Aging makes for killer cocktails
on 12/05/11 at 9:56 amSpirits
As far as I can make out, Tony Conigliaro, the English bartender whose latest venture, 69 Colebrooke Row, in the Islington district of London took off the moment the doors opened, is the guy who first thought of aging premixed cocktails. He’s a bit of a mad-scientist type.
I sipped aged Manhattans at Tony’s bar last year. They were a thing of great beauty. I managed to quaff three of them. They’d been aged in bottles.
Jeffrey Morgenthaler, head bartender at Clyde Common in Portland, Ore., also sampled some of Tony’s aged cocktails, and he decided to play with the idea, laying his cocktails down in oak barrels, and thus adding yet another layer to the drinks.
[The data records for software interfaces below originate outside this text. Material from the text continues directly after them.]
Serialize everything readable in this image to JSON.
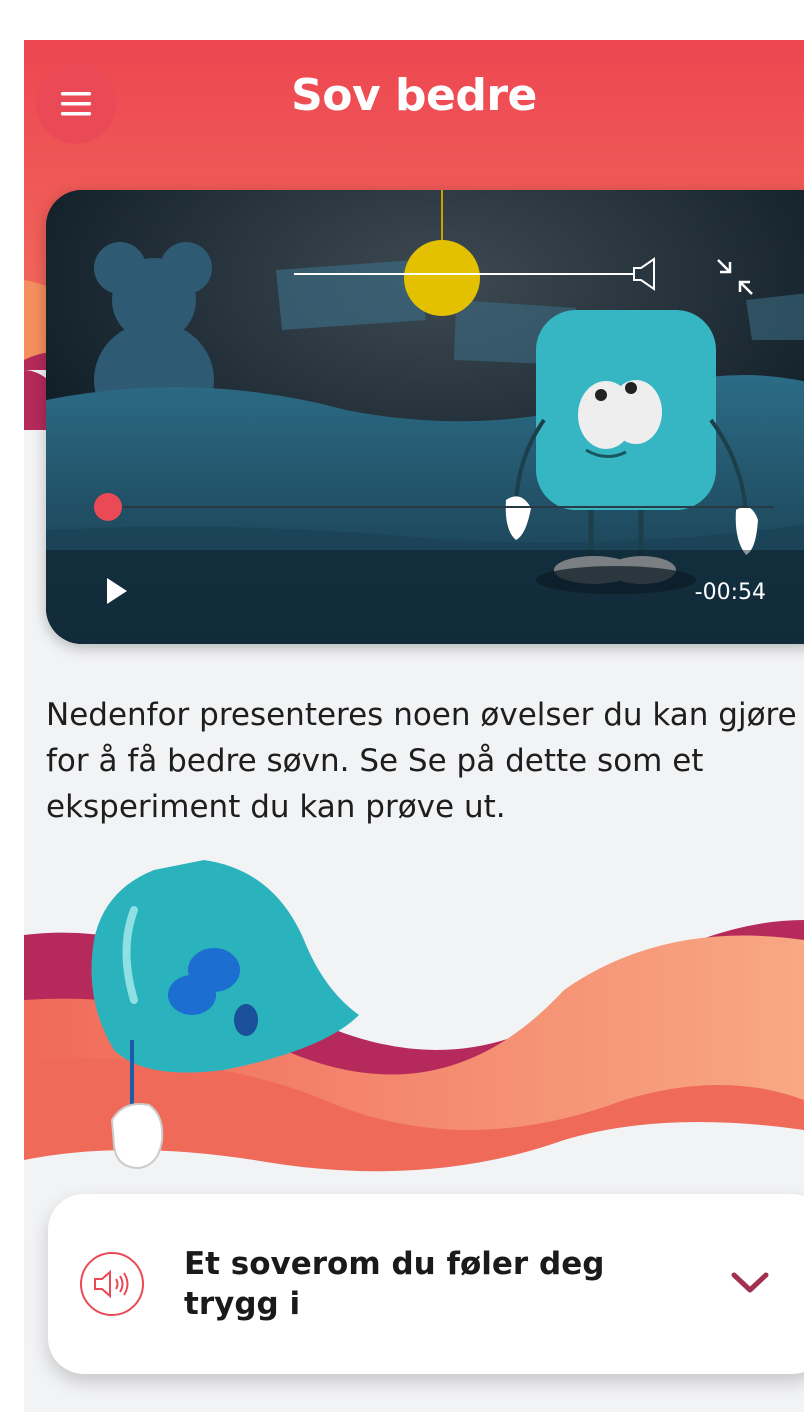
{
  "app": {
    "title": "Sov bedre",
    "accent_color": "#ea4a55",
    "menu_icon": "hamburger-menu-icon"
  },
  "video": {
    "time_remaining": "-00:54",
    "progress": 0.0,
    "volume": 1.0,
    "icons": [
      "speaker-icon",
      "collapse-icon",
      "play-icon"
    ]
  },
  "intro_text": "Nedenfor presenteres noen øvelser du kan gjøre for å få bedre søvn. Se Se på dette som et eksperiment du kan prøve ut.",
  "exercise_card": {
    "title": "Et soverom du føler deg trygg i",
    "icon": "audio-speaker-icon",
    "expand_icon": "chevron-down-icon",
    "chevron_color": "#a3304f"
  }
}
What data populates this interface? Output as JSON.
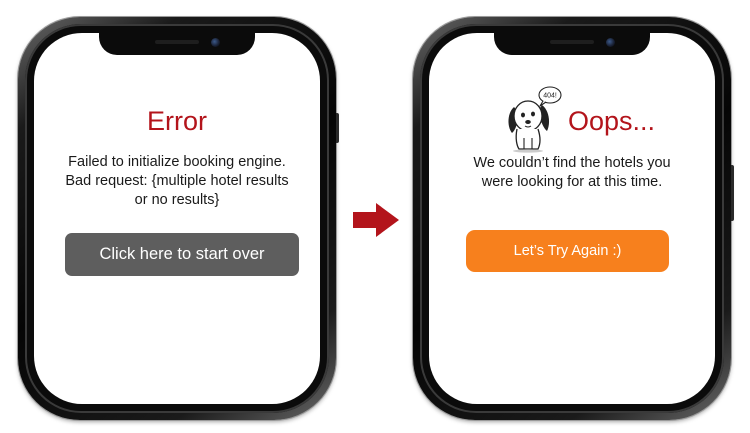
{
  "error_screen": {
    "title": "Error",
    "message_line1": "Failed to initialize booking engine.",
    "message_line2": "Bad request: {multiple hotel results",
    "message_line3": "or no results}",
    "button_label": "Click here to start over"
  },
  "oops_screen": {
    "title": "Oops...",
    "message_line1": "We couldn’t find the hotels you",
    "message_line2": "were looking for at this time.",
    "speech_bubble": "404!",
    "button_label": "Let’s Try Again :)"
  },
  "icons": {
    "transition_arrow": "right-arrow-icon",
    "mascot": "dog-icon"
  },
  "colors": {
    "title_red": "#b3141b",
    "error_button": "#5e5e5e",
    "retry_button": "#f7801d",
    "arrow": "#b3141b"
  }
}
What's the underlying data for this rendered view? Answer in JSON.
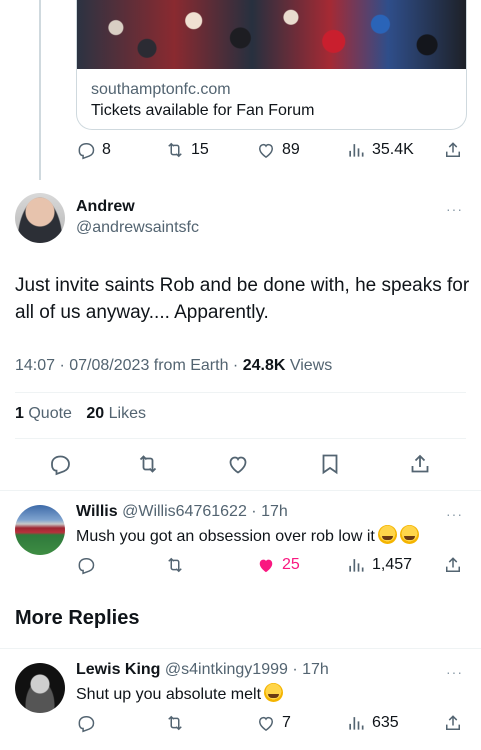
{
  "link_card": {
    "domain": "southamptonfc.com",
    "title": "Tickets available for Fan Forum"
  },
  "parent_actions": {
    "replies": "8",
    "reposts": "15",
    "likes": "89",
    "views": "35.4K"
  },
  "main_tweet": {
    "name": "Andrew",
    "handle": "@andrewsaintsfc",
    "text": "Just invite saints Rob and be done with, he speaks for all of us anyway.... Apparently.",
    "time": "14:07 · 07/08/2023 from Earth",
    "separator": "·",
    "views_count": "24.8K",
    "views_label": "Views",
    "quotes_count": "1",
    "quotes_label": "Quote",
    "likes_count": "20",
    "likes_label": "Likes"
  },
  "replies": [
    {
      "name": "Willis",
      "handle": "@Willis64761622",
      "time": "· 17h",
      "text": "Mush you got an obsession over rob low it",
      "replies": "",
      "reposts": "",
      "likes": "25",
      "views": "1,457"
    }
  ],
  "more_replies_title": "More Replies",
  "more_replies": [
    {
      "name": "Lewis King",
      "handle": "@s4intkingy1999",
      "time": "· 17h",
      "text": "Shut up you absolute melt",
      "likes": "7",
      "views": "635"
    }
  ],
  "more_label": "···",
  "colors": {
    "text_primary": "#0f1419",
    "text_secondary": "#536471",
    "liked_pink": "#f91880",
    "divider": "#eff3f4"
  }
}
What happens to cocktails when they age? For one thing, they oxidize a little when they are aged in bottles, which results in a tightly integrated, complex drink that shows a tad more complexity than a freshly made mixed drink.